In 2003, nearly 50,000 court files were erased in Idaho’s 3rd District Court during an overhaul of the court’s computer system. The entire case log was affected, including all civil, criminal, traffic and family court matters.
When three servers crashed in the New Orleans Civil District Court in 2010, more than 150,000 digital mortgage and conveyance records were lost. Soon after the crash, it was learned that the remote backups had also been wiped out because of a software problem.
While Oregon hasn’t experienced a technological catastrophe, our system isn’t problem-free. Two years ago, the Professional Liability Fund requested a court file only to find that a key document was missing. It was logged in to OJIN and appeared on the OJIN Case Register but was missing from the scanned court file. The court’s original paper file had been shredded. The lawyer who submitted the document had no copy in his file.
Secure Your Computer System
It is absolutely essential that you back up your computer system. This is even more critical as we become increasingly “paperless.” For more information, see the PLF practice aid, How to Backup Your Computer, available on the PLF Web site. Select Practice Aids and Forms, then Technology.
The American Bar Association Legal Technology Resource Center offers free resources to inform and update lawyers about security issues, including links to security sites, analysis tools, security accessories and security software. These resources can be found here.
Practice Smart Spam and Junk Mail Filtering
While some courts have excused lawyers for missing a deadline due to an errant spam filter,1 most are not given a second chance. Follow these steps to prevent court notices and other important emails from getting blocked:
Practice white-listing. Set your spam or junk email filters to allow receipt of emails from approved senders or domains. Include courts, administrative agencies, key clients, opposing counsel and any other senders whose email you don’t want to miss. You may need to make this change at the ISP level and in the settings of your specific email program. If you aren’t sure how to white-list a sender or domain, search the Help or Support pages for your email program or provider.

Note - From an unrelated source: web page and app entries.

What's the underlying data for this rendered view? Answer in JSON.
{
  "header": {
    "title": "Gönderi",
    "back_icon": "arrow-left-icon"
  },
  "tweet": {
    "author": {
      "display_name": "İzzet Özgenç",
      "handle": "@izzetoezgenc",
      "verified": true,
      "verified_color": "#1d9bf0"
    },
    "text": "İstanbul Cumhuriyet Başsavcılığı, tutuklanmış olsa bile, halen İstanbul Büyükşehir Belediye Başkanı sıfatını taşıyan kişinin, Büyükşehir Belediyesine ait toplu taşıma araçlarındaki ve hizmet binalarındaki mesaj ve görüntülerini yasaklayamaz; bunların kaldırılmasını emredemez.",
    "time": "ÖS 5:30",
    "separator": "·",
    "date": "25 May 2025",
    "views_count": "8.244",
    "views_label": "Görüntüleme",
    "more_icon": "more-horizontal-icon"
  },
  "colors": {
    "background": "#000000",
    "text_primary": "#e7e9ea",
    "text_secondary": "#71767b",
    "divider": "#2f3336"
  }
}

Review quarantine summaries daily. Aggressive spam filters like Google’s Postini will occasionally block senders and domains you have added to your white-list if the filter finds content in the email to be possible spam. Court email addresses and domains can also change, causing new notices to be marked as spam.
Check junk mail folders daily. Approved senders and domains can make it past your ISP or server-level spam filter, then land in your email program’s junk mail folder. Outlook permits users to disable automatic filtering of junk mail to avoid this problem, but understand that if Outlook believes a message originated from a blocked sender, it will still land in your junk mail folder. The best practice is to check your junk mail folder regardless.
Is There a Safety Net?
Once you’ve learned how to retrieve docket activity online, consider making it a weekly routine. Every Friday, run a docket activity report for a specified date range or search circuit court calendars online. Compare the court’s calendar with yours and update your calendar if necessary.
Thoroughly train support staff — on CM/ECF systems, proper handling of court notices, and technology in general.
If you have no staff, consider creating a secondary email account for yourself to use exclusively for court notices. Include it in ECF court filings whenever permitted. If your primary email account goes down, you can check the second account.
If you’re experiencing problems, tell the court. The attorney who lost the right to arbitrate in Philadelphia would probably still have a viable $35,000 fee claim if he had just picked up the phone. According to the judge, “A telephone call to (my) chambers might have avoided the whole predicament.”
See Pace v. American Int’l Group, 08 C 945 (N.D. Ill; Nov.r 1, 2010) andShuey v. Schwab, Case No. 08-4727 (3rd Cir. 2009). For a discussion of these cases, see Eric Goldman’s Technology and Marketing Law Blog posts dated Nov. 4, 2010 and Dec. 1, 2009.
Copyright 2012 Beverly Michaelis